The charmed garden of the broken statues of Lenin, Dzerzhinsky, Stalin, sickles and hummers, machine gears and five-arrowed stars on the backyard of what seems to be civilization, restores in the mind of the visitor the USSR of a never arriving future. The utopia of a country, where only the best images of life proliferated and replicated, such as young pioneers applying their puffed lips to the horns, with the scarlet reflections of the red flag on their slightly downed, gilded cheeks, is floating here vaguely. Yet it is also impossible to look at the heavy bronze monuments without recollecting devindividualized, often nameless, dehumanized bare life in barren landscapes of forced labor camps. Another vision is a columbarium of the party cemetery, the niches of which, for instance, on Novodevichie cemetery, are full of ashes of devoted Communists. The sculpture garden is a columbarium of monuments.
Ivan Petrovich Petukhov, the member of KPSS since 1904. The member of the former Society of Old Bolshevicks. (Novodevichie cemetery)
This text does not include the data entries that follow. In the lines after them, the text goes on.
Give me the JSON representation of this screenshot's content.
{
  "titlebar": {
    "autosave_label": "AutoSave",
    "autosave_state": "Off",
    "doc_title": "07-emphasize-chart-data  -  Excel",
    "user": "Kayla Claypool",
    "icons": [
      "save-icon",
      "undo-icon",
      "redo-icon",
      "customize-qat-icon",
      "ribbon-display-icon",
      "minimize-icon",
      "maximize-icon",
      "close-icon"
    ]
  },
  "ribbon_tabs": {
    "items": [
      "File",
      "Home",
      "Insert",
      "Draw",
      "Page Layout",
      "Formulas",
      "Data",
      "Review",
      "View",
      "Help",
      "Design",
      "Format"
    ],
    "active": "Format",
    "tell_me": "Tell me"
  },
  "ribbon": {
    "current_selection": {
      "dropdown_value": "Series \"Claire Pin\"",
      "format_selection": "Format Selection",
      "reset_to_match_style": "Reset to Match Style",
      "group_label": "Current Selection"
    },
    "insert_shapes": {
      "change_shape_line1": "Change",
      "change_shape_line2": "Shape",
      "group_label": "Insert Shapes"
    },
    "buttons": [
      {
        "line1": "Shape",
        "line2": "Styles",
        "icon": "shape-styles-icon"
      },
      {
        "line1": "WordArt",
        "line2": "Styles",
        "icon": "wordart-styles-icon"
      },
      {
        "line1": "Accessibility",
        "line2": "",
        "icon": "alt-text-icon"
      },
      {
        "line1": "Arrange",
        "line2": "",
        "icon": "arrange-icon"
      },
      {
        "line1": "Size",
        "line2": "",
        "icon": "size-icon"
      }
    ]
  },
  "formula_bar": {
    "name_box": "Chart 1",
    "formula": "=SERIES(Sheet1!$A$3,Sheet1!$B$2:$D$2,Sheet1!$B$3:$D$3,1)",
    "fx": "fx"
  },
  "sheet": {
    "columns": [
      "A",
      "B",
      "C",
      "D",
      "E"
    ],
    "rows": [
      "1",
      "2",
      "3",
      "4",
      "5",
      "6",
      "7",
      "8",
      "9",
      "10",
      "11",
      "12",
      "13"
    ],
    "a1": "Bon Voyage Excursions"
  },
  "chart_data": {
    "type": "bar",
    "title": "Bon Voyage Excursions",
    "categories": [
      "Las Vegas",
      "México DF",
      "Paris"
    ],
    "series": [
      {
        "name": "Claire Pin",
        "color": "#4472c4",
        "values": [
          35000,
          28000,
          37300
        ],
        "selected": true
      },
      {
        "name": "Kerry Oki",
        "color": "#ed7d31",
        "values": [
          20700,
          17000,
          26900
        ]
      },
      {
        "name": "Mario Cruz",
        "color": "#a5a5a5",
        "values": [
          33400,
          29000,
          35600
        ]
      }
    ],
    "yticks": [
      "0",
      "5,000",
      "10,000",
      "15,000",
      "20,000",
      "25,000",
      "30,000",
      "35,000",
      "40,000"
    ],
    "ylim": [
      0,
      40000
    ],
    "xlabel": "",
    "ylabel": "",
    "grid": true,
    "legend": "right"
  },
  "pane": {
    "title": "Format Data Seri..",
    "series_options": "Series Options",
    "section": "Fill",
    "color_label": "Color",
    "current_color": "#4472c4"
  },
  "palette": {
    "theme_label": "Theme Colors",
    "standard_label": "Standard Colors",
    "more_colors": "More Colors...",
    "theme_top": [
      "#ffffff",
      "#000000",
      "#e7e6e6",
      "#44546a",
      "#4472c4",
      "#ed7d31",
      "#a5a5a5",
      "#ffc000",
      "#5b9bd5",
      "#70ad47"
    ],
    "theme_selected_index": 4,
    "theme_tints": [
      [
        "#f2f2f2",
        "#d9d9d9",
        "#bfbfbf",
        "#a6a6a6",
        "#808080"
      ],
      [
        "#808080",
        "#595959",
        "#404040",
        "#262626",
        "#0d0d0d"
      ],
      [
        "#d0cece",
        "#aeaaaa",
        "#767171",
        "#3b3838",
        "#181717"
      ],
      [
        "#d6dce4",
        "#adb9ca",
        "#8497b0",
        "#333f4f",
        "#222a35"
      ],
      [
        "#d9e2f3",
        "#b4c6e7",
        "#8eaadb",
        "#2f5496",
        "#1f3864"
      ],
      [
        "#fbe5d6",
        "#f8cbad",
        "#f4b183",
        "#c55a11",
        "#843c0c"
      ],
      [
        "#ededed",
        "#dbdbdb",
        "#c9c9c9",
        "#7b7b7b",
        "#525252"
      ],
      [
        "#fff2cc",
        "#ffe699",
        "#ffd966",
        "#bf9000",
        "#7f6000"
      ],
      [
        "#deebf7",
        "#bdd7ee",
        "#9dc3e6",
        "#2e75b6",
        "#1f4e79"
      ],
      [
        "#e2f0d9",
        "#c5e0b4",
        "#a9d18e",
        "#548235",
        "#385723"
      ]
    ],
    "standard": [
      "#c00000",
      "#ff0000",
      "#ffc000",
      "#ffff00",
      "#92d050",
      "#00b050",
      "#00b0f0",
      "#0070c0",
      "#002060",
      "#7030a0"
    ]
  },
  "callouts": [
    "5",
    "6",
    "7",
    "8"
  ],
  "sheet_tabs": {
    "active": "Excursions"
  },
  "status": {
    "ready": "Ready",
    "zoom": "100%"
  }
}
Once again, looking at the garden of ruins, one could not help but notes: a huge bronze sculpture of the USSR national emblem, stone embodiments of revolutioners and Bolshevicks’: Felix Dzerzhinsky by Vuchetich (the monument which was previously towering over Lubyanka square); Yakov Sverdlov by Ambarzumyan; Slalin by Merkurov; writer Maxim Gorky, and several incarnations of Vladimir Lenin; fallic symbols of nations’ friendship, along with compositions commemorating deeds of the military glory, some probably discarded for no good reason. Ironically or not, but certainly intentionally, “istukans” (“idols”) were gathered in vicinity of the modern memorial commemorating the repressed.
 In the spree of reconfiguring the space, unreasonable displacement of sculptures or acts of renaming happened on more than several occasions. Thus, when the names of the Moscow metro stations were changed massively, in the late 1980s and 1990s, exterminating the communist mapping of the city and replacing it with the map of the new times, the metro station Lermontovskaya, commemorating the name of the magnificent Russian poet Mikhail Lermontov, was wiped out from the plans. It was renamed to the supposedly historic Krasnie Vorota, The Red Gate, in honor of the triumphal arch above the ground, demolished in 1926 by Mossovet, the city administration of the Soviet government. Moscow palimpsest is the palimpsest of lacks, losses, glaring gaps and broken texture of a manuscript, rather than the palimpsest of careful obliteration of details and replacing them with new layers of meaning.